Read through the data, and wherever a line holds the word "What", write that line out.
Records supplied Start Marker
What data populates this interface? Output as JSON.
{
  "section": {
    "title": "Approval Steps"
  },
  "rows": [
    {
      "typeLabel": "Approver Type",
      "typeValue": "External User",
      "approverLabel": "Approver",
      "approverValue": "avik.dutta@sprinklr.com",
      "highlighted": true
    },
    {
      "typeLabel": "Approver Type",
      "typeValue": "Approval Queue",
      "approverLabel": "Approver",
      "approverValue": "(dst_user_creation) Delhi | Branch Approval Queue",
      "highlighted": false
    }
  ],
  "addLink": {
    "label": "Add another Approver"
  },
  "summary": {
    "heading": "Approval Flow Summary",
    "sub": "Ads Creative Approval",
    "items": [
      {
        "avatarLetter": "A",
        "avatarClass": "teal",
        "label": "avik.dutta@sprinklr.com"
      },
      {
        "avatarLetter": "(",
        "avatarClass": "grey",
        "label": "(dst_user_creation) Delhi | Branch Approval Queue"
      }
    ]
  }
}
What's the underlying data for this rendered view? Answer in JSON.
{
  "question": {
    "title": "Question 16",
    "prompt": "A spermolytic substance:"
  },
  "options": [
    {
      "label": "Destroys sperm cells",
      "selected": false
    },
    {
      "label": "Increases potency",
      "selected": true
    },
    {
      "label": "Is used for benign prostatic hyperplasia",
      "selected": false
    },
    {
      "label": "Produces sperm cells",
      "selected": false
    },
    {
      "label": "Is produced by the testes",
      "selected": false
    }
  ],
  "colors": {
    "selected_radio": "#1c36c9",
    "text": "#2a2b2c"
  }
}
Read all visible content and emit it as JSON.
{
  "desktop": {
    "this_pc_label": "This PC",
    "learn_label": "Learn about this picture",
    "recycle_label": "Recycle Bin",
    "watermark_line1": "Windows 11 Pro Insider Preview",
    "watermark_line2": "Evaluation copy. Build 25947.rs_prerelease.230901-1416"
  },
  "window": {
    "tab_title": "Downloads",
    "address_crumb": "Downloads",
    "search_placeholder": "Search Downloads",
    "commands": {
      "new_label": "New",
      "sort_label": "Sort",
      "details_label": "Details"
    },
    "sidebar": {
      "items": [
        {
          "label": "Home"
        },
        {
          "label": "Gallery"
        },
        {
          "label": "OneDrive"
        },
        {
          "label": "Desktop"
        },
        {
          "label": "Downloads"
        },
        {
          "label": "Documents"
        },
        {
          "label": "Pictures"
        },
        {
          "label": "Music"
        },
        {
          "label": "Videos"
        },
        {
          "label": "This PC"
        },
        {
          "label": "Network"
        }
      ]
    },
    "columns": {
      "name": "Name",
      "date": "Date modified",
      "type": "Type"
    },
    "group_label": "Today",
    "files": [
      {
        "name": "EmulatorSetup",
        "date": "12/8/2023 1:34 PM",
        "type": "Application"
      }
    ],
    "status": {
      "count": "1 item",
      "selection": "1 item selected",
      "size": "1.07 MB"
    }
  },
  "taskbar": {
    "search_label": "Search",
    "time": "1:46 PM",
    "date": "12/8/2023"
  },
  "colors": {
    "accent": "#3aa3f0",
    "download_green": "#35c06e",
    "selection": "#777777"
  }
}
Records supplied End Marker
## Solution to this exercise
What data populates this interface? Output as JSON.
What's the underlying data for this rendered view? Answer in JSON.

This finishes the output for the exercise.